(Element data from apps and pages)
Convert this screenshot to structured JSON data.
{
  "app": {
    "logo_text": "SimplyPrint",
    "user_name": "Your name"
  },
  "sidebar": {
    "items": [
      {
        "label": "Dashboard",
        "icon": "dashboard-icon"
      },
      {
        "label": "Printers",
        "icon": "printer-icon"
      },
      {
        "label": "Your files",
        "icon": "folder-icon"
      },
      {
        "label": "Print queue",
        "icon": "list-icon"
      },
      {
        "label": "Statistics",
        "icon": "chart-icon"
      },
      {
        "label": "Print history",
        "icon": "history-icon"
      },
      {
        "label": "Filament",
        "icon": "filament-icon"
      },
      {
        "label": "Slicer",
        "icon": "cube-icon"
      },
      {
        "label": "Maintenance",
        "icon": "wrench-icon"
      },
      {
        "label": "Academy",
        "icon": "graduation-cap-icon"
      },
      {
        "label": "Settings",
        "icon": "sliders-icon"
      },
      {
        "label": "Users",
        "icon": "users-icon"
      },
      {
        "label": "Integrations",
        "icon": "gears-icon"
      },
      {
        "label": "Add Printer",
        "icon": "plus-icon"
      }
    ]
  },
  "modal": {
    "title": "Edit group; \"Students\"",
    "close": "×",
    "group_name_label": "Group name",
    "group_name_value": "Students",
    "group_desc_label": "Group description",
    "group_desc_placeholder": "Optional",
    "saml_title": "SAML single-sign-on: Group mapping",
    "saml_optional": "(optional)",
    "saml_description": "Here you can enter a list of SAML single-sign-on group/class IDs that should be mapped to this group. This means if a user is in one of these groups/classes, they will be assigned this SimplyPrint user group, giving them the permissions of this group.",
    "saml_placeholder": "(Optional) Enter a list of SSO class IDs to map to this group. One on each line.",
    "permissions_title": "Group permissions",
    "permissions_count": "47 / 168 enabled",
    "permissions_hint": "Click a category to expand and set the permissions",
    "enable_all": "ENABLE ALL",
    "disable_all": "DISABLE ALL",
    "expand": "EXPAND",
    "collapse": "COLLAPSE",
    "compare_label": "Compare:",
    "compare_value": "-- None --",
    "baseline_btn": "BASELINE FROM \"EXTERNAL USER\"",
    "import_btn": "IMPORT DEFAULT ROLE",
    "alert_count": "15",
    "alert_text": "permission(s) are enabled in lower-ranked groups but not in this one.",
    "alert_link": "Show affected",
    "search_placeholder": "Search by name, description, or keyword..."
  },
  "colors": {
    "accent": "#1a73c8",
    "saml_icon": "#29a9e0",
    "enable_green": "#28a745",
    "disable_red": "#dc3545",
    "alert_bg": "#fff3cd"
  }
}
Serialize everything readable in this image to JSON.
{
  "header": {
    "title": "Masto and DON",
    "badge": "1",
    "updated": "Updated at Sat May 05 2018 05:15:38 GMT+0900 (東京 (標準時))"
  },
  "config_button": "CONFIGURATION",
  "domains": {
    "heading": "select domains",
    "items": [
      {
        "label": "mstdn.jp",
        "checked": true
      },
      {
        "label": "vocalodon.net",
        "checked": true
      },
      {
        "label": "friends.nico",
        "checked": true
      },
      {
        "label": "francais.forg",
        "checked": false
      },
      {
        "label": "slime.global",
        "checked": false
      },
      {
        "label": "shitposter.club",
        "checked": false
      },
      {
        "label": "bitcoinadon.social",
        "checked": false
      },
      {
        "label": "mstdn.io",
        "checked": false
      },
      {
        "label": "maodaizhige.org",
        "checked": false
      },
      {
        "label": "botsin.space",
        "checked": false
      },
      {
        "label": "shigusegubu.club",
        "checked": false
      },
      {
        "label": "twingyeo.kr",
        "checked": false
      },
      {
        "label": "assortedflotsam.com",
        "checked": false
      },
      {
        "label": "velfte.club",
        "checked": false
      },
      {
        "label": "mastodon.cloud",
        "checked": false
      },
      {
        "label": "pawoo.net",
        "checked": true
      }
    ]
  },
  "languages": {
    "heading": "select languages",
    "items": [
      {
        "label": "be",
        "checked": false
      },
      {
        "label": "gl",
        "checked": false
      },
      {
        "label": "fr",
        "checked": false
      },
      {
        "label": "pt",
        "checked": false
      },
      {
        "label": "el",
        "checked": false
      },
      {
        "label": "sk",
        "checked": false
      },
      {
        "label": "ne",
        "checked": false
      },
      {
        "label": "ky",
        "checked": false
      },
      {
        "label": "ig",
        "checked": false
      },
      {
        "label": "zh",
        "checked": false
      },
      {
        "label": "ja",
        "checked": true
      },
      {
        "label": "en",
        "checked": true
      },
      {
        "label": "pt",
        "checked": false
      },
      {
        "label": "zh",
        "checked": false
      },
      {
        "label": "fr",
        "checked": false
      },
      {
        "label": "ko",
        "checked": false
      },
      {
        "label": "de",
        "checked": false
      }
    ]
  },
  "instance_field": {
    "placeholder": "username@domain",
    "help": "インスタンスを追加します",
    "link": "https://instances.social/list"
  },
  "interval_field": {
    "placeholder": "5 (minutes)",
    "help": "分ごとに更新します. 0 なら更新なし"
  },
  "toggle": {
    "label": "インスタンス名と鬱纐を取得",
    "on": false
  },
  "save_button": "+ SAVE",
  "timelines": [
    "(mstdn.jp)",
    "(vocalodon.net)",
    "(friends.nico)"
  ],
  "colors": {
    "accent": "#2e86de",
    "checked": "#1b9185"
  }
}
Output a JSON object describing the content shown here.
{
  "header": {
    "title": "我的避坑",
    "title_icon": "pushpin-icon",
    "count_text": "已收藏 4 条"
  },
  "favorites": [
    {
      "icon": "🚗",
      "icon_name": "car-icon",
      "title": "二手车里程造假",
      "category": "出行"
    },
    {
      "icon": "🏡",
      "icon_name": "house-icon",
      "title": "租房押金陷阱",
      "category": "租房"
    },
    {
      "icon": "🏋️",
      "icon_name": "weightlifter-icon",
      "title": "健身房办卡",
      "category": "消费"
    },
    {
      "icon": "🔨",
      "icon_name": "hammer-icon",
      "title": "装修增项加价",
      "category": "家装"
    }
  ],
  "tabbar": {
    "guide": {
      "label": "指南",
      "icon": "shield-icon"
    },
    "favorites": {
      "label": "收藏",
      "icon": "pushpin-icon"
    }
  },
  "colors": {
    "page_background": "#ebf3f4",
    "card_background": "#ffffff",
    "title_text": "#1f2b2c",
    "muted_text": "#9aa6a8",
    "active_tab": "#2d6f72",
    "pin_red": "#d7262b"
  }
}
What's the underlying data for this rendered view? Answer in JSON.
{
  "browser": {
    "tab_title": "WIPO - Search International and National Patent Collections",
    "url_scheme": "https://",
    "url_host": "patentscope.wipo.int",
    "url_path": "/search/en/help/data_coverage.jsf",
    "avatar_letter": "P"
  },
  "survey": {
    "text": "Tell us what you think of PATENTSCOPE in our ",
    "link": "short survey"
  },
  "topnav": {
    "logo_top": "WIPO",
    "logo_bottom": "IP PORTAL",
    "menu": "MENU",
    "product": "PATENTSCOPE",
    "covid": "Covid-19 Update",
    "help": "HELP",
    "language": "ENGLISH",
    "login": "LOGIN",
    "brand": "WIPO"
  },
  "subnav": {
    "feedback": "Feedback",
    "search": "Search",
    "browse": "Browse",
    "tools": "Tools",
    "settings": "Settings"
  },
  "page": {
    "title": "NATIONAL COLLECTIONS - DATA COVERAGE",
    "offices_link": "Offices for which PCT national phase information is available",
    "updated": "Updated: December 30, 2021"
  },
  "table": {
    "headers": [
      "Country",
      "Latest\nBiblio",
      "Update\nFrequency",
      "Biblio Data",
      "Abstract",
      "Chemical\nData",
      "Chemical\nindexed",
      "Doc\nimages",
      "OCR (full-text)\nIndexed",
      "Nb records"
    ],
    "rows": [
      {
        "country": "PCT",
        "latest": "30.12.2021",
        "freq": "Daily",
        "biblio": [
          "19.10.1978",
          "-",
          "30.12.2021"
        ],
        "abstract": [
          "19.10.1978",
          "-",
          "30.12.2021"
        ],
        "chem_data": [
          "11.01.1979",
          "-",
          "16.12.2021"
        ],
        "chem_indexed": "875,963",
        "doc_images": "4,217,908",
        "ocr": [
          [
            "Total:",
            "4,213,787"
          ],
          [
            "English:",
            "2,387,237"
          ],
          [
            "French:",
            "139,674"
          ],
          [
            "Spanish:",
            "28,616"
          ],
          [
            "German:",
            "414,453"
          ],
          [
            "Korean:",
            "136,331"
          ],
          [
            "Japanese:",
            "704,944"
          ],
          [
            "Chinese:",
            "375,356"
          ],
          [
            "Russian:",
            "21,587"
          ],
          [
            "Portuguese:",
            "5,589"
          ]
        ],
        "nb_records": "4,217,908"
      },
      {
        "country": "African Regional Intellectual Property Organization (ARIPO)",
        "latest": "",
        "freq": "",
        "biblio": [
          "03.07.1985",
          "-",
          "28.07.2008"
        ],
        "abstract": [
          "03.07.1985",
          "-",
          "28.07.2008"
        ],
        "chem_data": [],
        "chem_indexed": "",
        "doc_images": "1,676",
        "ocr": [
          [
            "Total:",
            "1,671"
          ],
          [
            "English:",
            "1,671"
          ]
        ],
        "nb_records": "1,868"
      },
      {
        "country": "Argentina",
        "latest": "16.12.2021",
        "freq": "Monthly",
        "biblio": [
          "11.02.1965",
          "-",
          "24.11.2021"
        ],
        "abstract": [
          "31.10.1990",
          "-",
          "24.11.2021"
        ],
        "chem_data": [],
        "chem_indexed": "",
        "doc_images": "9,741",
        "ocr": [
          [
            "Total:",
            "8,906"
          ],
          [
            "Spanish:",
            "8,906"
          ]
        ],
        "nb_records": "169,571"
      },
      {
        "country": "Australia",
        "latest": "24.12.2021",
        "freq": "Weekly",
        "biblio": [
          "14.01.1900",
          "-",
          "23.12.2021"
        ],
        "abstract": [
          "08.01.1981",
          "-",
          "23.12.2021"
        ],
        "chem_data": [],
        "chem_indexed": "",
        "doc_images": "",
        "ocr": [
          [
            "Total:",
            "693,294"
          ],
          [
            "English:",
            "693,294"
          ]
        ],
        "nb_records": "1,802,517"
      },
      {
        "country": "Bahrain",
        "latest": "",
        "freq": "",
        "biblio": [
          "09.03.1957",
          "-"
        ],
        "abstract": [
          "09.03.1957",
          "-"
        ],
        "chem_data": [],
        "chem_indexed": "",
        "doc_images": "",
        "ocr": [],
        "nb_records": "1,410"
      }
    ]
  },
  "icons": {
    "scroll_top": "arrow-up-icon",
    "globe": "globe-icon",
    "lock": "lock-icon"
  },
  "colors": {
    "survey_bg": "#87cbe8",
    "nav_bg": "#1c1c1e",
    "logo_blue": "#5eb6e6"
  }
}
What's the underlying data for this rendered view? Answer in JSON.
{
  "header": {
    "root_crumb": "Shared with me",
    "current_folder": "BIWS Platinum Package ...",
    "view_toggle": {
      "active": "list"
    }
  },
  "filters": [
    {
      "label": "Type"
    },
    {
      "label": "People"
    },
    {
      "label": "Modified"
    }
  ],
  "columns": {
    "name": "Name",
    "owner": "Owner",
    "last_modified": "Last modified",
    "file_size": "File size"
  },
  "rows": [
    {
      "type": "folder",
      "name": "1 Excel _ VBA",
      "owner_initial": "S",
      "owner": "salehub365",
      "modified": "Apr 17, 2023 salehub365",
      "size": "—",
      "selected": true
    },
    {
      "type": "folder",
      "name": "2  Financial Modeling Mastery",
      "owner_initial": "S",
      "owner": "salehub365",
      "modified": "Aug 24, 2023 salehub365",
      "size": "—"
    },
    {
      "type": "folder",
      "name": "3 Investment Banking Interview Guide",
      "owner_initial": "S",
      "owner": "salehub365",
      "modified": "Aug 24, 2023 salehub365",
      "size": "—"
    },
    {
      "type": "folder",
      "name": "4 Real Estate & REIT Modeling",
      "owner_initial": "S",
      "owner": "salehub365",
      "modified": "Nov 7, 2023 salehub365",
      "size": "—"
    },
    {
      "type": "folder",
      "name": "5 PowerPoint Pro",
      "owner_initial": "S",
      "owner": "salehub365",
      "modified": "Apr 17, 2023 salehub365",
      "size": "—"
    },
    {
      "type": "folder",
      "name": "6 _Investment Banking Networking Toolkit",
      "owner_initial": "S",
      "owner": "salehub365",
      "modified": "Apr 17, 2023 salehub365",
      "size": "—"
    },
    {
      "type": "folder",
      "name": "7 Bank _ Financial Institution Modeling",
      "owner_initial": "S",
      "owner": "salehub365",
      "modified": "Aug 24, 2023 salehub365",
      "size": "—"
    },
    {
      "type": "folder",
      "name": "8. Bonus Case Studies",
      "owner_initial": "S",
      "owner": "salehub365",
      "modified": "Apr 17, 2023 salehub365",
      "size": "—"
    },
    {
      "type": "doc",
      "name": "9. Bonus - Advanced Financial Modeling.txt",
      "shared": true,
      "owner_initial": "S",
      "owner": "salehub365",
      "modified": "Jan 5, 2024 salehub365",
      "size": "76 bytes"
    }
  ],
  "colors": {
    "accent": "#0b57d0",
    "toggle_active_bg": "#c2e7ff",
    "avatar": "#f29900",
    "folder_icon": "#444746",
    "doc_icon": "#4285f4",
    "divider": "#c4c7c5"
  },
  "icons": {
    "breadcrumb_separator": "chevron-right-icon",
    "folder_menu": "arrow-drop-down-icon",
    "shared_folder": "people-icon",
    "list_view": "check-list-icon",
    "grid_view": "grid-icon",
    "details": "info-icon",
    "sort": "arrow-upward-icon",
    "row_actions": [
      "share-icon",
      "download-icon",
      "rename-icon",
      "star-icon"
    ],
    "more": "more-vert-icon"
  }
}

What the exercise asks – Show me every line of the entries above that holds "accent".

Answer –
    "accent": "#1a73c8",
    "accent": "#2e86de",
    "accent": "#0b57d0",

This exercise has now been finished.